» **What to do**: Repeat all of the data exactly. Leave nothing out.

--- --- ---

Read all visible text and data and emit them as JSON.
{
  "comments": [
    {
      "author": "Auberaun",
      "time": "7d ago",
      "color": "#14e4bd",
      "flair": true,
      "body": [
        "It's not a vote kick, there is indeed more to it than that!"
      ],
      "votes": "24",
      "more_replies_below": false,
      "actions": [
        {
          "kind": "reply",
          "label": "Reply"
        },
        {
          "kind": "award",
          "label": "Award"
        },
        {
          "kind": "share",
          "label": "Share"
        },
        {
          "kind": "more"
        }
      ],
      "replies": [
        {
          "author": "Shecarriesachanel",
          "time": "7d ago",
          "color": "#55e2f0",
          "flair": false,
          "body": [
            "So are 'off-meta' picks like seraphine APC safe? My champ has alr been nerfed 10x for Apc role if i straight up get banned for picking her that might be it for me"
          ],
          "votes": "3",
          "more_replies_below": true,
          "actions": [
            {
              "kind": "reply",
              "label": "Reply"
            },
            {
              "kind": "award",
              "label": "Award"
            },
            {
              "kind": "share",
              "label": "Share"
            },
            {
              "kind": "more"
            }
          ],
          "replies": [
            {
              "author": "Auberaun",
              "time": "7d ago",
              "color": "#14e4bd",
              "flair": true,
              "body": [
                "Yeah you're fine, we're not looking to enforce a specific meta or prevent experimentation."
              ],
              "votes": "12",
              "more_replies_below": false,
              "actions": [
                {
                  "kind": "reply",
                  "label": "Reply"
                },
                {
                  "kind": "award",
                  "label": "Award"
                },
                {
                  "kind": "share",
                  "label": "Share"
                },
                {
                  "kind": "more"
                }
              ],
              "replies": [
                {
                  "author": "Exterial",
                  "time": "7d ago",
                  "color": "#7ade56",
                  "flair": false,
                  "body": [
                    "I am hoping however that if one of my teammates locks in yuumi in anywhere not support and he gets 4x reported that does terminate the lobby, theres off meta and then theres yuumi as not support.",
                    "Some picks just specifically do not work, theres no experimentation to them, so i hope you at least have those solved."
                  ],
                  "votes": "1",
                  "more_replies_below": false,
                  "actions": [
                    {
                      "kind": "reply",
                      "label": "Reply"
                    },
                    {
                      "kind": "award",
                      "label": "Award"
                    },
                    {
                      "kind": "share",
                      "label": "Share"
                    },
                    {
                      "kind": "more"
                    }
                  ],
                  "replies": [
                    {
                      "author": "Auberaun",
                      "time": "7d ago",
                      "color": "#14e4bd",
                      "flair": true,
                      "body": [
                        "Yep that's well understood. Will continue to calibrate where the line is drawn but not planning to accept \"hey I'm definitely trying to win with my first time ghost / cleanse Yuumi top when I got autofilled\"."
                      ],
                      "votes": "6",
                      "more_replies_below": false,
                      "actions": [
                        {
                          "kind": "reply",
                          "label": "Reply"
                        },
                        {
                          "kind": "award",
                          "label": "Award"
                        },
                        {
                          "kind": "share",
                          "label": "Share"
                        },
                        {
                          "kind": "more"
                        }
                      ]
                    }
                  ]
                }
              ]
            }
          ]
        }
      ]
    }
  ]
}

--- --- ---

» **The completed task**:
Read all visible text and data and emit them as JSON.
{
  "comments": [
    {
      "author": "Auberaun",
      "time": "7d ago",
      "color": "#14e4bd",
      "flair": true,
      "body": [
        "It's not a vote kick, there is indeed more to it than that!"
      ],
      "votes": "24",
      "more_replies_below": false,
      "actions": [
        {
          "kind": "reply",
          "label": "Reply"
        },
        {
          "kind": "award",
          "label": "Award"
        },
        {
          "kind": "share",
          "label": "Share"
        },
        {
          "kind": "more"
        }
      ],
      "replies": [
        {
          "author": "Shecarriesachanel",
          "time": "7d ago",
          "color": "#55e2f0",
          "flair": false,
          "body": [
            "So are 'off-meta' picks like seraphine APC safe? My champ has alr been nerfed 10x for Apc role if i straight up get banned for picking her that might be it for me"
          ],
          "votes": "3",
          "more_replies_below": true,
          "actions": [
            {
              "kind": "reply",
              "label": "Reply"
            },
            {
              "kind": "award",
              "label": "Award"
            },
            {
              "kind": "share",
              "label": "Share"
            },
            {
              "kind": "more"
            }
          ],
          "replies": [
            {
              "author": "Auberaun",
              "time": "7d ago",
              "color": "#14e4bd",
              "flair": true,
              "body": [
                "Yeah you're fine, we're not looking to enforce a specific meta or prevent experimentation."
              ],
              "votes": "12",
              "more_replies_below": false,
              "actions": [
                {
                  "kind": "reply",
                  "label": "Reply"
                },
                {
                  "kind": "award",
                  "label": "Award"
                },
                {
                  "kind": "share",
                  "label": "Share"
                },
                {
                  "kind": "more"
                }
              ],
              "replies": [
                {
                  "author": "Exterial",
                  "time": "7d ago",
                  "color": "#7ade56",
                  "flair": false,
                  "body": [
                    "I am hoping however that if one of my teammates locks in yuumi in anywhere not support and he gets 4x reported that does terminate the lobby, theres off meta and then theres yuumi as not support.",
                    "Some picks just specifically do not work, theres no experimentation to them, so i hope you at least have those solved."
                  ],
                  "votes": "1",
                  "more_replies_below": false,
                  "actions": [
                    {
                      "kind": "reply",
                      "label": "Reply"
                    },
                    {
                      "kind": "award",
                      "label": "Award"
                    },
                    {
                      "kind": "share",
                      "label": "Share"
                    },
                    {
                      "kind": "more"
                    }
                  ],
                  "replies": [
                    {
                      "author": "Auberaun",
                      "time": "7d ago",
                      "color": "#14e4bd",
                      "flair": true,
                      "body": [
                        "Yep that's well understood. Will continue to calibrate where the line is drawn but not planning to accept \"hey I'm definitely trying to win with my first time ghost / cleanse Yuumi top when I got autofilled\"."
                      ],
                      "votes": "6",
                      "more_replies_below": false,
                      "actions": [
                        {
                          "kind": "reply",
                          "label": "Reply"
                        },
                        {
                          "kind": "award",
                          "label": "Award"
                        },
                        {
                          "kind": "share",
                          "label": "Share"
                        },
                        {
                          "kind": "more"
                        }
                      ]
                    }
                  ]
                }
              ]
            }
          ]
        }
      ]
    }
  ]
}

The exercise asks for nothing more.